Way back when, I tried to start a series around here on some of the specialized storytelling terminology I’ve been learning in my Master of Professional Writing course. I got into Plates and Hooks and Scene Questions and Story Questions, and that diverted me off into a separate series on Story Questions.
I’m not complaining. I’m pretty proud of the Story Question Worksheet I debuted last week. I’ve already put it to good use in a prewriting package for a collaborative novel.
But I’ve also got more terms that need defining for our future conversation. So let’s return to that.
“Conflict” isn’t going to be new terminology to anyone interested in storytelling. Conflict drives story. My dad has been known to design entire novels around nothing but the conflict potential in a given character relationship.
The problem we can run into — and the reason I’m devoting a blog post to this well-known term — is that conflict has a lot of connotation and a pretty varied denotation, too. That’s great for the English language, but it makes things a little vague when we get down to industrial uses.
So for the sake of storytelling terminology, we’re going to define “conflict” a lot more narrowly. Conflict is the struggle between two characters in direct opposition over a single goal.
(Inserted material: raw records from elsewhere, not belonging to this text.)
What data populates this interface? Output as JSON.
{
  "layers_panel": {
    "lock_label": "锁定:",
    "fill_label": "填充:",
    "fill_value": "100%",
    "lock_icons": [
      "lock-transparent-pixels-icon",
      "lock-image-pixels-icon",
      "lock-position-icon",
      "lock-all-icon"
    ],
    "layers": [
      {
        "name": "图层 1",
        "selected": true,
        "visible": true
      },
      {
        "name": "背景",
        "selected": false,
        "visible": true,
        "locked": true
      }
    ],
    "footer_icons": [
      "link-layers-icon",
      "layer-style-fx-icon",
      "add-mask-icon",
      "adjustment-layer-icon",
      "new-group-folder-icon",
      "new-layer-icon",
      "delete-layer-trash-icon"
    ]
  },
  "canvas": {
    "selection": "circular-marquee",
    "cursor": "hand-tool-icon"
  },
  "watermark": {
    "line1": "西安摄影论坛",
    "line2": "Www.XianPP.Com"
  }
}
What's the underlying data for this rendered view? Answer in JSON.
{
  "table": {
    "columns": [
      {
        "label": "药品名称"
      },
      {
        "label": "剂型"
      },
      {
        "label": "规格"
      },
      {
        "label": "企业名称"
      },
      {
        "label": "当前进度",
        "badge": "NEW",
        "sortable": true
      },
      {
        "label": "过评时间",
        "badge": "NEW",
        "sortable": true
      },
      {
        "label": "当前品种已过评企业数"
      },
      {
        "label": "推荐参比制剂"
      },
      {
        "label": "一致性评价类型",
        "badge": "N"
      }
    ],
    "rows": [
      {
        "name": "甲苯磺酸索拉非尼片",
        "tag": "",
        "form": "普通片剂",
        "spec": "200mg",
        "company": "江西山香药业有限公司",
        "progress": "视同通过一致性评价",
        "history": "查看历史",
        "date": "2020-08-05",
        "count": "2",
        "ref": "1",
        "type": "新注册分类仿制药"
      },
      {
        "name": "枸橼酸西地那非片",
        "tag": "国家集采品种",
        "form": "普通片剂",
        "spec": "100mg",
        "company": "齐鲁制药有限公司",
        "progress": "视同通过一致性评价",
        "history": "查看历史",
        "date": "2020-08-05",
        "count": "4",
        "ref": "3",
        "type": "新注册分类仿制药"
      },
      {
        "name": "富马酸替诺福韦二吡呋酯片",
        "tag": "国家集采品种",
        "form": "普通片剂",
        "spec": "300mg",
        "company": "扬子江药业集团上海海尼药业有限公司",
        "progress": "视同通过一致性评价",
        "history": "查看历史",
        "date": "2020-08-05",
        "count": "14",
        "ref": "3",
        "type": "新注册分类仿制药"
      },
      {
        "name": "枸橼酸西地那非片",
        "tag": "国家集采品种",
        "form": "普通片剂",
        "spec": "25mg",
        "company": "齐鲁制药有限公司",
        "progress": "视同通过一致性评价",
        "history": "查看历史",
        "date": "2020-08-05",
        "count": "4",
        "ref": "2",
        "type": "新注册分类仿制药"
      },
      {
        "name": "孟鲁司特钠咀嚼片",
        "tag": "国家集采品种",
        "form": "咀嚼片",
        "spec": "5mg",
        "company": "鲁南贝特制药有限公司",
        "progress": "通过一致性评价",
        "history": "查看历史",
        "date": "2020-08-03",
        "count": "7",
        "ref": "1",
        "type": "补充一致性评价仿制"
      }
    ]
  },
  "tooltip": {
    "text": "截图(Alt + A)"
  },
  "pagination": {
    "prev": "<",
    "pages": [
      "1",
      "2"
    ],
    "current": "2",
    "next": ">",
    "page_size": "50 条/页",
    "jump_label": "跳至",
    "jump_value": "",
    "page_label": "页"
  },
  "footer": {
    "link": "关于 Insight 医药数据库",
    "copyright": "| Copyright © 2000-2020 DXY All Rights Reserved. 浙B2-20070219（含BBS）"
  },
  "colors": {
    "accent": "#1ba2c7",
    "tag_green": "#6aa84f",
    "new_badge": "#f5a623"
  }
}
Or perhaps I should say “over directly opposite goals.”
The easiest way to clarify that (and the most common way we’ll use this version of “conflict”) is to look back at my earlier definition of “scene.” And as I look back at that definition, I discover that I’ve already established the precise definition of conflict, too.
The Scene Protagonist starts the scene with a clearly stated goal. There is something he wants — something that can be expressed in a straightforward yes or no question.
Every scene has a Scene Antagonist whose goal is precisely the opposite of the Scene Protagonist’s.That’s your conflict: directly opposing goals.
That comes from the second article I linked above, and the article contains several examples in case you don’t remember it. Still, we’re returning to old material here. So what’s the new lesson?
The new lesson is this:
Adversity is not conflict.
So, see, you do get a newly-defined term in this article. “Adversity” in storytelling refers to random bad things happening. I talked before about throwing alligators over the transom. I talked a lot about setbacks and catastrophes. We all end up reminding ourselves again and again not to protect our beloved characters, but to let bad things happen to them.
A lot of those bad things that can happen to your characters would fall under the definition of “adversity.” Your hero needs to get downtown to save the day, but he misses the bus. Our hero steps out the door, and by authorial fiat we decided the bus was already leaving instead of just arriving.
That’s adversity. Obstacles like that can shove the story forward, but they’re clumsy. Any time “luck” plays a major role in your story (good or bad), you’re asking more from your readers. You’re pushing the willful suspension of disbelief.
It doesn’t matter that adversity happens all the time in real life. All kinds of things happen in real life that have no useful place in fiction. If you want to create really compelling scenes, you need to build them on a foundation of conflict, not adversity.
So how do you fix that? Malice aforethought. Premeditation. Motive will.
In other words, wherever possible, turn adversity into conflict. If your story needs your hero to miss the bus, he can certainly miss the bus. Just have the super-villain change the bus schedule as part of his malicious (and extremely subtle) bid to plunge the city into chaos. Have the hero’s vindictive ex keep him tied up on the phone two minutes too long in a deliberate bid to mess up his day.
In either case, you’re looking at direct conflict. And that matters because your story is all about the protagonist overcoming conflict. You can’t overcome bad luck. But a villain can be hauled off to prison, a vindictive ex can be beaten in court.
That’s the magic of a storytelling. A novel is one long string of obstacle after obstacle, catastrophe after catastrophe. And sometimes it feels brutally unfair that after all that failure, scene after scene, the protagonist only actually gets to win once.
But there’s power in resolution. A well-structured story lets you wrap up all that misfortune with a single, satisfying victory that makes up for everything that has come before. One victory makes up for a whole bookful of defeats. And the easiest way to make sure your ending achieves that goal is to assign as many of those defeats as possible directly to the antagonist that you’re already working so hard to serve righteous justice.
Of course, that could get a little overdone if you’re not careful. To really do it right, you need to manage everything your antagonist is responsible for without necessarily broadcasting it to the protagonist (or the reader). We’ve got a handy industry term for that, too: Hidden Story. Come back tomorrow, and we’ll talk about that.